These two scriptures point to a day, which now is, when the true worshippers will worship God in spirit and in truth. “But the hour cometh, and now is, when the true worshippers shall worship the Father in spirit and in truth: for the Father seeketh such to worship him” (Jn. 4:23).

New forms of more exuberant and expressive public worship have been introduced into the Church. Proponents often refer to this kind of worship as “Davidic,” referring to King David’s unbridled joy and spontaneity when he “danced before the Lord with all his might.” However, the reason for his all-out worship has been misunderstood. David was leading the procession that brought the ark of the covenant to Jerusalem. His previous attempt to move the ark had been disastrous. David’s exuberance was not simply evidence of intense joy, but was also borne of a holy fear of God and respect for His holy presence.

The honest question we should ask ourselves is whether we really want to give the Lord our utmost and best in worship? If so, the only reasonable response is to “do a Romans 12:1,” meaning to offer ourselves a living sacrifice. The Lord will not receive our second-rate offerings but commands we “honor him with the firstfruits of our increase.” This applies to all the ways God increases us, whether it be in our harvest of grain or in spiritual gifts. Offering to God our blessed and redeemed lives as a living sacrifice is our holy act of worship. No longer are we satisfied to offer the Lord a mere token or afterthought as worship, for we will not offer him that which costs us nothing. Let us determine to offer nothing less than our lives as a living sacrifice.

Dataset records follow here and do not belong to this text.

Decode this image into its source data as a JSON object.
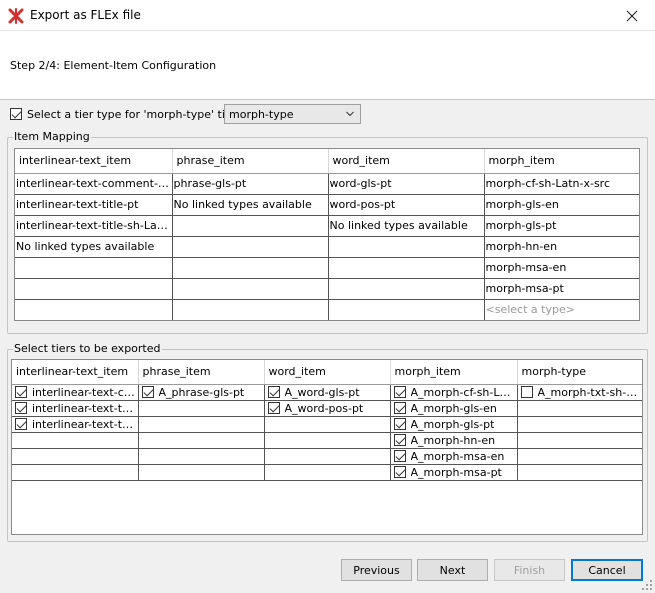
{
  "window": {
    "title": "Export as FLEx file",
    "app_icon": "elan-logo-icon",
    "close_icon": "close-icon"
  },
  "header": {
    "step": "Step 2/4: Element-Item Configuration"
  },
  "tier_type": {
    "checked": true,
    "label": "Select a tier type for 'morph-type' tiers",
    "selected": "morph-type"
  },
  "item_mapping": {
    "legend": "Item Mapping",
    "columns": [
      "interlinear-text_item",
      "phrase_item",
      "word_item",
      "morph_item"
    ],
    "rows": [
      [
        "interlinear-text-comment-sh-Latn-x-src",
        "phrase-gls-pt",
        "word-gls-pt",
        "morph-cf-sh-Latn-x-src"
      ],
      [
        "interlinear-text-title-pt",
        "No linked types available",
        "word-pos-pt",
        "morph-gls-en"
      ],
      [
        "interlinear-text-title-sh-Latn-x-src",
        "",
        "No linked types available",
        "morph-gls-pt"
      ],
      [
        "No linked types available",
        "",
        "",
        "morph-hn-en"
      ],
      [
        "",
        "",
        "",
        "morph-msa-en"
      ],
      [
        "",
        "",
        "",
        "morph-msa-pt"
      ],
      [
        "",
        "",
        "",
        "<select a type>"
      ]
    ]
  },
  "tiers": {
    "legend": "Select tiers to be exported",
    "columns": [
      "interlinear-text_item",
      "phrase_item",
      "word_item",
      "morph_item",
      "morph-type"
    ],
    "rows": [
      [
        {
          "label": "interlinear-text-comment-sh-Latn-x-src",
          "checked": true
        },
        {
          "label": "A_phrase-gls-pt",
          "checked": true
        },
        {
          "label": "A_word-gls-pt",
          "checked": true
        },
        {
          "label": "A_morph-cf-sh-Latn-x-src",
          "checked": true
        },
        {
          "label": "A_morph-txt-sh-Latn-x-src",
          "checked": false
        }
      ],
      [
        {
          "label": "interlinear-text-title-pt",
          "checked": true
        },
        null,
        {
          "label": "A_word-pos-pt",
          "checked": true
        },
        {
          "label": "A_morph-gls-en",
          "checked": true
        },
        null
      ],
      [
        {
          "label": "interlinear-text-title-sh-Latn-x-src",
          "checked": true
        },
        null,
        null,
        {
          "label": "A_morph-gls-pt",
          "checked": true
        },
        null
      ],
      [
        null,
        null,
        null,
        {
          "label": "A_morph-hn-en",
          "checked": true
        },
        null
      ],
      [
        null,
        null,
        null,
        {
          "label": "A_morph-msa-en",
          "checked": true
        },
        null
      ],
      [
        null,
        null,
        null,
        {
          "label": "A_morph-msa-pt",
          "checked": true
        },
        null
      ]
    ]
  },
  "buttons": {
    "previous": "Previous",
    "next": "Next",
    "finish": "Finish",
    "cancel": "Cancel"
  },
  "colors": {
    "accent": "#0078d7",
    "placeholder": "#999999"
  }
}
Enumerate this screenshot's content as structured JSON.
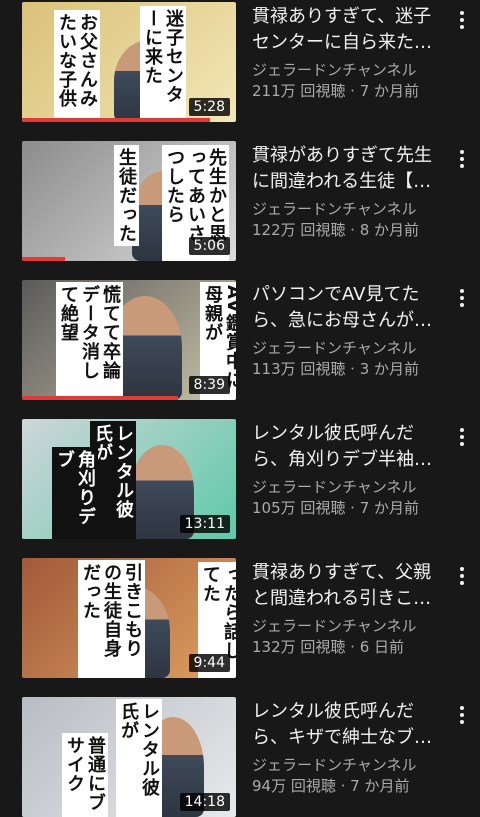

Matthew 16:25:
For whosoever will save his life shall lose it: and whosoever will lose his life for my sake shall find it.

Matthew 10:38:
And he that taketh not his cross, and followeth after me, is not worthy of me.

Hebrews 13:15:
By him therefore let us offer the sacrifice of praise to God continually, that is, the fruit of our lips giving thanks to his name.



From the March 2007 issue of The Vine & Branches